- Western countries will lose restriction free access in many Asian countries, need visas.
- Tourism boards will begin to restrict visitor numbers by limiting flights, capping visitors.
- Cruise travel will be curbed most due to the close nature and proximity of guests.
Restaurants, bars and other activities tend to be the very last element in plans to reopen the world. That’s probably because they hold the most jeopardy. Many of the very things which make travel so worthwhile will be changed, and they’ll be different longer than many other elements, perhaps with life long effect.
- Table spacing will increase prices on dining out and trust will be difficult with tourists.
- Health “letter grades” become international standards for prospective eaters in cities.
- Volume based attractions like Disney will struggle to stay open if a single case pops up.
- Entertainment venues will bring price increases to cover talent costs with fewer guests.
- A rise in small scale “8 seater” restaurants like Japanese omakase sushi dens emerges.
- National parks will place strict limits on permits, visitors, gatherings and camping.
Ultimately, so much of what I personally believe is a result of what will happens when governments release restrictions, and say it’s up to “us” the people to make prudent choices.
Instantly, a large sub set of the population is going to start doing all the wrong things, other groups will try their best, and others can make strong decisions based on their personal circumstances and own risk assessments. But again, even people with great intentions don’t always have good spatial awareness or balance.

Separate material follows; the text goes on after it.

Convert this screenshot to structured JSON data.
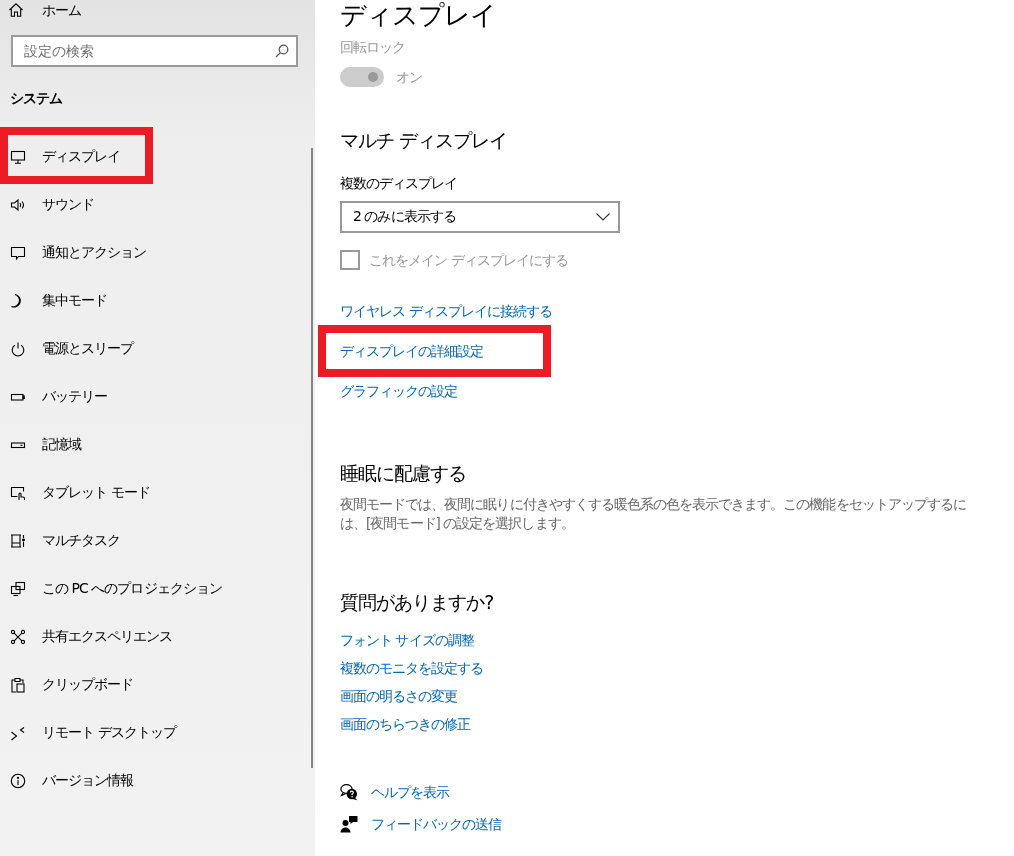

I just generally don’t believe human beings are flexible, and the way of life that’s been enjoyed for 100’s of years, through plagues, war and politics will simply fade away into some unrecognizable universe. People are people, they’re hard to change in the best of times, and I think once the future of travel is put back into our hands, we can only hope for a few positives to emerge.